[[ EXTRACTED RECORDS open ]]

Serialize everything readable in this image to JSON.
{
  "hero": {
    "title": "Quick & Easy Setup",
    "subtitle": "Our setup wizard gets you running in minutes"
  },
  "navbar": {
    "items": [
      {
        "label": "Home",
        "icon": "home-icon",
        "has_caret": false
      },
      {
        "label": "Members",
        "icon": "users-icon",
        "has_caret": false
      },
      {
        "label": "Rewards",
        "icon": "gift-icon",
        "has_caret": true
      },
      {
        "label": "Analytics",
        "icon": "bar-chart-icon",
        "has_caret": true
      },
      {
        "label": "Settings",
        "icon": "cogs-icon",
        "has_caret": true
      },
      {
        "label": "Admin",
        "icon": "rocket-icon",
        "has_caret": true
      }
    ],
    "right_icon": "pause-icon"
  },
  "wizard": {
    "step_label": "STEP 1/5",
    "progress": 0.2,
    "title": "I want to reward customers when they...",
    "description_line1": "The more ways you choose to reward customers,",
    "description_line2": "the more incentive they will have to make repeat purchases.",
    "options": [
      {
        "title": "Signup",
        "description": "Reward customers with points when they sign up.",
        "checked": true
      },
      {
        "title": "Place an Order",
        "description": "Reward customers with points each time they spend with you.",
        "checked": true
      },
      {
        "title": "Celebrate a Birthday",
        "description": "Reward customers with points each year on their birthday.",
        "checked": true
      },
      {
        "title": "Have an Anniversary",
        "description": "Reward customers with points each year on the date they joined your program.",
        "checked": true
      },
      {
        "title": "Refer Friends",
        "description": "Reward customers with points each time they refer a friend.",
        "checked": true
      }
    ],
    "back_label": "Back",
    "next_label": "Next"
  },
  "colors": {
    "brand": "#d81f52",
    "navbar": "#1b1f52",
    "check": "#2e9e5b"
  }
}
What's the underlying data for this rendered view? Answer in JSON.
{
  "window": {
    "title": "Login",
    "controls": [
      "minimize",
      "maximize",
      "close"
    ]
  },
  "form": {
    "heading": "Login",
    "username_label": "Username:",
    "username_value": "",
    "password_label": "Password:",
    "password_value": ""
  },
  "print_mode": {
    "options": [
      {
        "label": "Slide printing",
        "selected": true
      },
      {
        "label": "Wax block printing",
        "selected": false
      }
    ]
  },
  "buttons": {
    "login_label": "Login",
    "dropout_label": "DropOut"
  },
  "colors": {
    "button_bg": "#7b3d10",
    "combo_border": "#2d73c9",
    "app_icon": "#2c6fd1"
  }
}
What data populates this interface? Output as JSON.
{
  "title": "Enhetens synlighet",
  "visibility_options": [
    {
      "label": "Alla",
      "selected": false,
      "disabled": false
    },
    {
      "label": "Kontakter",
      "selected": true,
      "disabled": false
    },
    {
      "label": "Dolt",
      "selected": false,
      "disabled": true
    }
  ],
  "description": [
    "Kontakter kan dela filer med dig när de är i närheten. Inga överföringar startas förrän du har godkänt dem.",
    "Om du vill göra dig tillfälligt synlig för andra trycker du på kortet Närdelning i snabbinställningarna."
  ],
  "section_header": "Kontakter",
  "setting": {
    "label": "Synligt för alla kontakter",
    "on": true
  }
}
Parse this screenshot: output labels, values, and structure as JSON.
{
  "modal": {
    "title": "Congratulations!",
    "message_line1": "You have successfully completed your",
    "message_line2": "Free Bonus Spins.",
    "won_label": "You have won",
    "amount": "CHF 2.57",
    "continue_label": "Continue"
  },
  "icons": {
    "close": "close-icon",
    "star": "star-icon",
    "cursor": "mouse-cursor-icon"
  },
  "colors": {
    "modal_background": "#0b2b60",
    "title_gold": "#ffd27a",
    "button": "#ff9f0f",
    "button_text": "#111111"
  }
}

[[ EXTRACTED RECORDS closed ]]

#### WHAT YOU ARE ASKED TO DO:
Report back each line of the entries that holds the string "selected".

#### RESULT:
        "selected": true
        "selected": false
      "selected": false,
      "selected": true,
      "selected": false,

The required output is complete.